- Male 50 years old, mulatto
- Male, 20 years old, mulatto
- Female, 35 years old, black
- Female, 26 years old, mulatto
- Female, 6 years old, mulatto
- Female, 3 years old, black
- Male, 8-year-old, Mulatto
"The party that elected Mr. Lincoln proclaimed uncompromising hostility to the institution of slavery - an institution which existed here, and has done so from its beginning, in its patriarchal character. We feel ourselves under the most solemn obligations to take care of, and to provide for, these people who cannot provide for themselves." [James Hervey Otey, First Episcopal Bishop of Tennessee, by Donald Smith Armentrout, p. 91; See Also Bishop Otey's Pastoral Letter, dated 1861.]
When War came to Tennessee in 1862, enslaved people began to emancipate themselves all across the State. It appears as though those enslaved by Bishop Otey did the same. On October 4, 1862, he noted in his diary that:
“I do not regret the departure of my servants, except Lavinia and Nora (children of eight and seven years of age): I pity them. I have endeavored to treat them always humanely. They had very little work to do; were always taken care of when sick, as other members of my family. They had as comfortable rooms, and as many necessary comforts, as myself. If they can do better by leaving me, they are free to do so. I told them this before I left home."
Lavinia and Nora were probably the 6 and 3-year-old girls noted on his 1860 Slave Census. I understand that Bishop Otey was likely sincere in his belief that he always treated those he enslaved "humanely" - but that was not possible. As I have written before, there is no such thing as a "good" or "kind" slaveholder in situations like this. Bishop Otey was holding people in bondage, hiring them out for his personal benefit, and profiting off of their stolen labor. And that is at the very best case scenario of the worst that he did to them. He may have sold or bought people, separating them from their families and friends, he may have physically or psychologically punished them, he may have provided inadequate food or shelter - many other enslavers did so. Also, as noted above, he did not send equivalent gifts home to the enslaved people as he did to his own family - the treatment was disparate.

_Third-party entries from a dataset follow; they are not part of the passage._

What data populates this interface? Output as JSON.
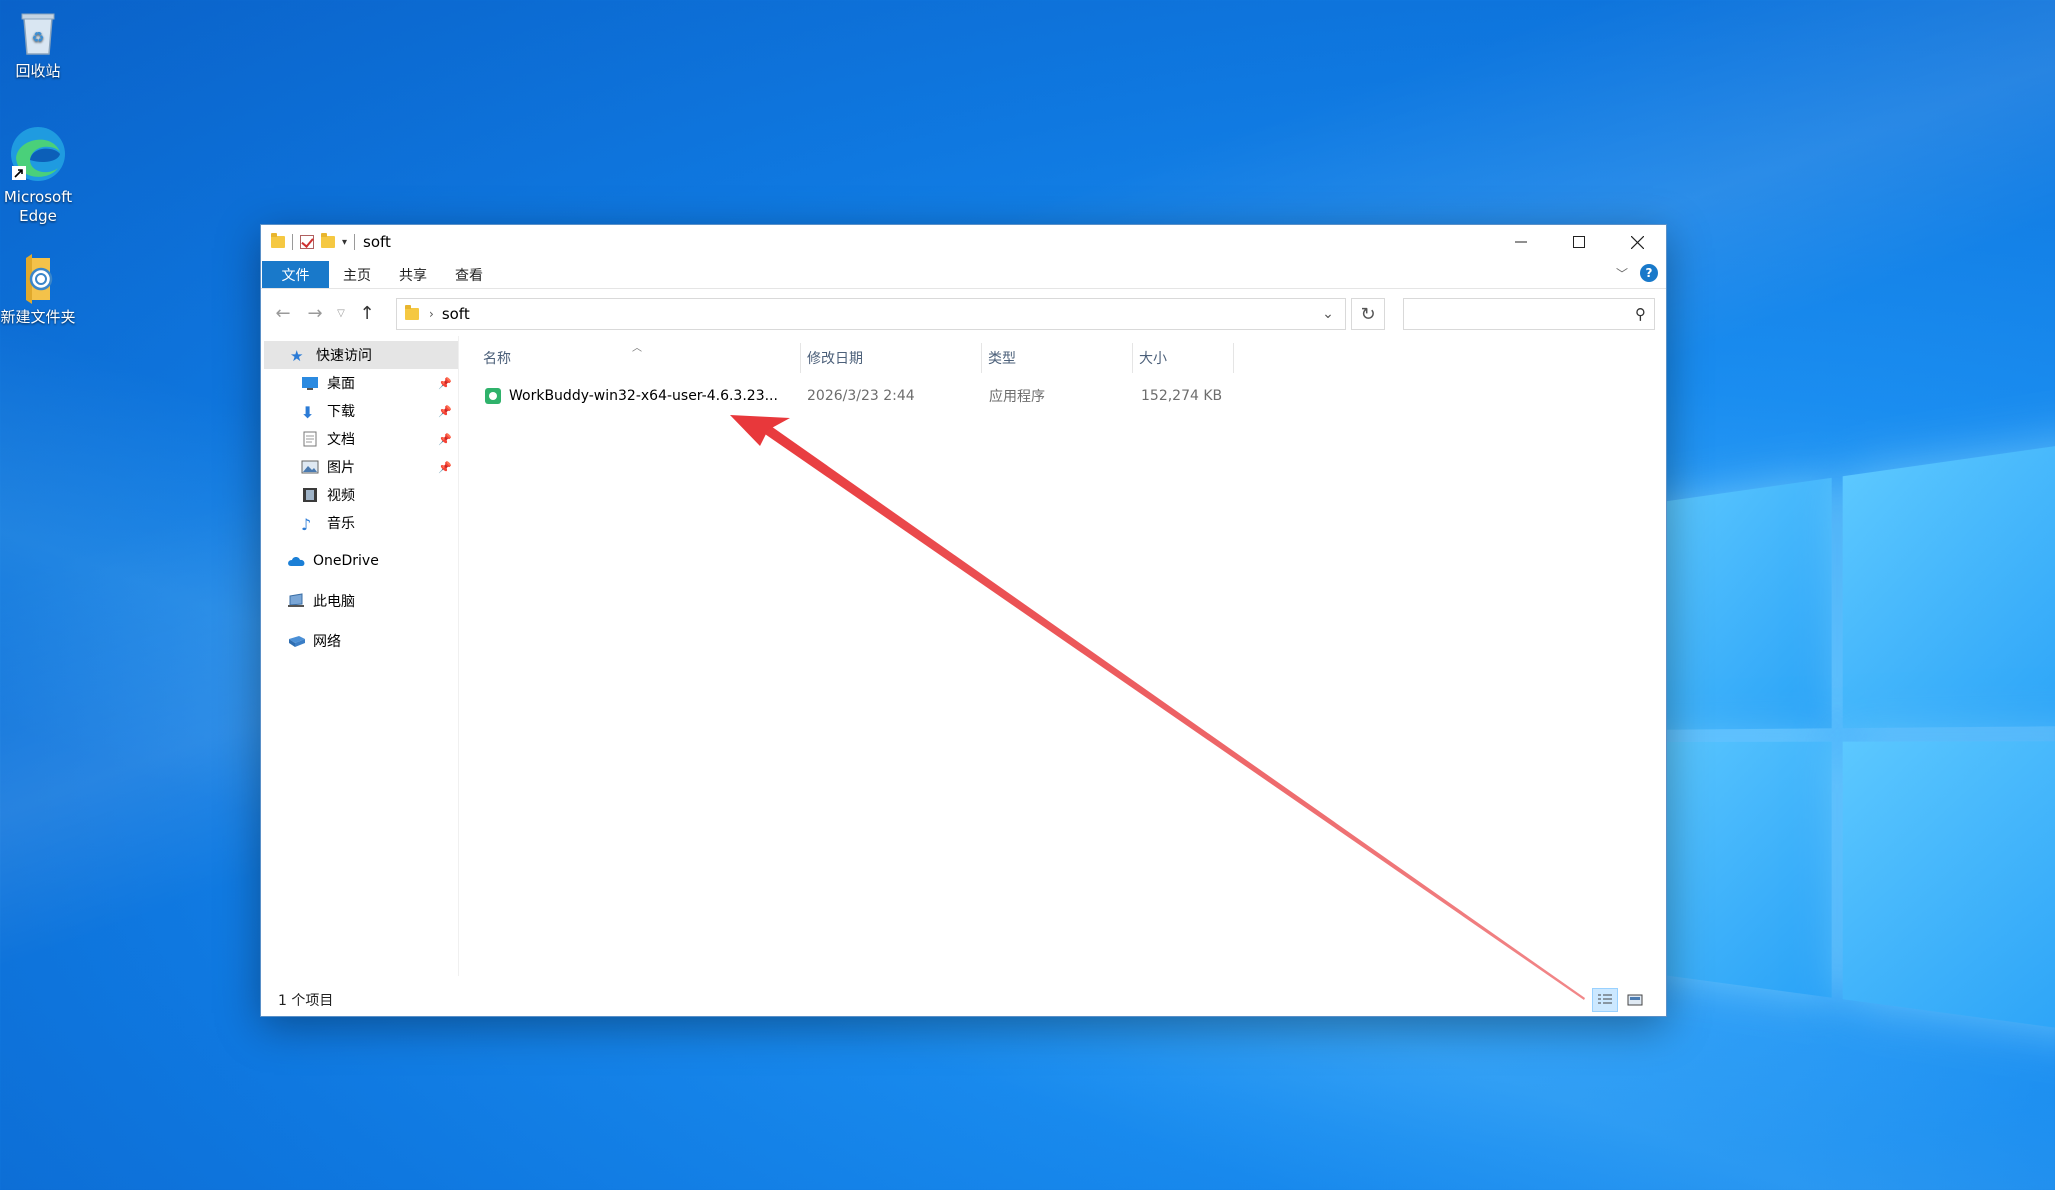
{
  "desktop": {
    "icons": [
      {
        "label": "回收站"
      },
      {
        "label": "Microsoft Edge"
      },
      {
        "label": "新建文件夹"
      }
    ]
  },
  "window": {
    "title": "soft",
    "caption": {
      "minimize": "—",
      "maximize": "☐",
      "close": "✕"
    }
  },
  "ribbon": {
    "tabs": [
      "文件",
      "主页",
      "共享",
      "查看"
    ],
    "help": "?"
  },
  "address": {
    "path": "soft",
    "search_placeholder": ""
  },
  "nav": {
    "quick_access": "快速访问",
    "items": [
      {
        "label": "桌面",
        "pinned": true
      },
      {
        "label": "下载",
        "pinned": true
      },
      {
        "label": "文档",
        "pinned": true
      },
      {
        "label": "图片",
        "pinned": true
      },
      {
        "label": "视频",
        "pinned": false
      },
      {
        "label": "音乐",
        "pinned": false
      }
    ],
    "onedrive": "OneDrive",
    "this_pc": "此电脑",
    "network": "网络"
  },
  "columns": {
    "name": "名称",
    "modified": "修改日期",
    "type": "类型",
    "size": "大小"
  },
  "files": [
    {
      "name": "WorkBuddy-win32-x64-user-4.6.3.23...",
      "modified": "2026/3/23 2:44",
      "type": "应用程序",
      "size": "152,274 KB"
    }
  ],
  "status": {
    "count": "1 个项目"
  },
  "colors": {
    "accent": "#1979ca",
    "annotation_arrow": "#e8383b"
  }
}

Bishop Otey's daughter recalled, following his death what kind of an enslaver he was:
There appears to be no understanding of the trauma that her father peperatrated towards those he enslaved - including the little girls Lavinia and Nora. In all likelihood, he used a perverted form of Christianity as a weapon - to instill in those he enslaved that their role was to be subservient and to accept white supremacy.
On March 14, 1863, Bishop Otey wrote his will. In it, he distributed people - men, women and children - along with books and household items to his children.
To his son, he left "the servant boy Tom."
Evidently, the other people he was holding in bondage had escaped his control. His will noted that, "in the event of the recovery of the little Negro girls known as Veeney [probably Lavinia] and Nora, I bequeath ... them to my daughter."
It went on to stipulate:
"I had intended other disposition of the other negroes George, Peggy & Beecy [Rebecca?], but I wish in the event of their recovery that they be sold and proceeds placed with the distributed share of my estate."
This seems to be a harsh provision -- he intended that if his executors could recapture the three people he had held in bondage, that they would be sold away.
I share this information not to denigrate Bishop Otey. I am a member of St. Paul's in Franklin -the first church he founded and built. Roger and I were married there and our girls were baptized there. However, as much as I appreciate all that Bishop Otey did to found St. Paul's, we should not forget all that he did to Charlotte, Joe, Charles, Hannah, John, George, Tom, Peggy, Rebecca, Lavinia, and Nora. Their stories and memories are important as well.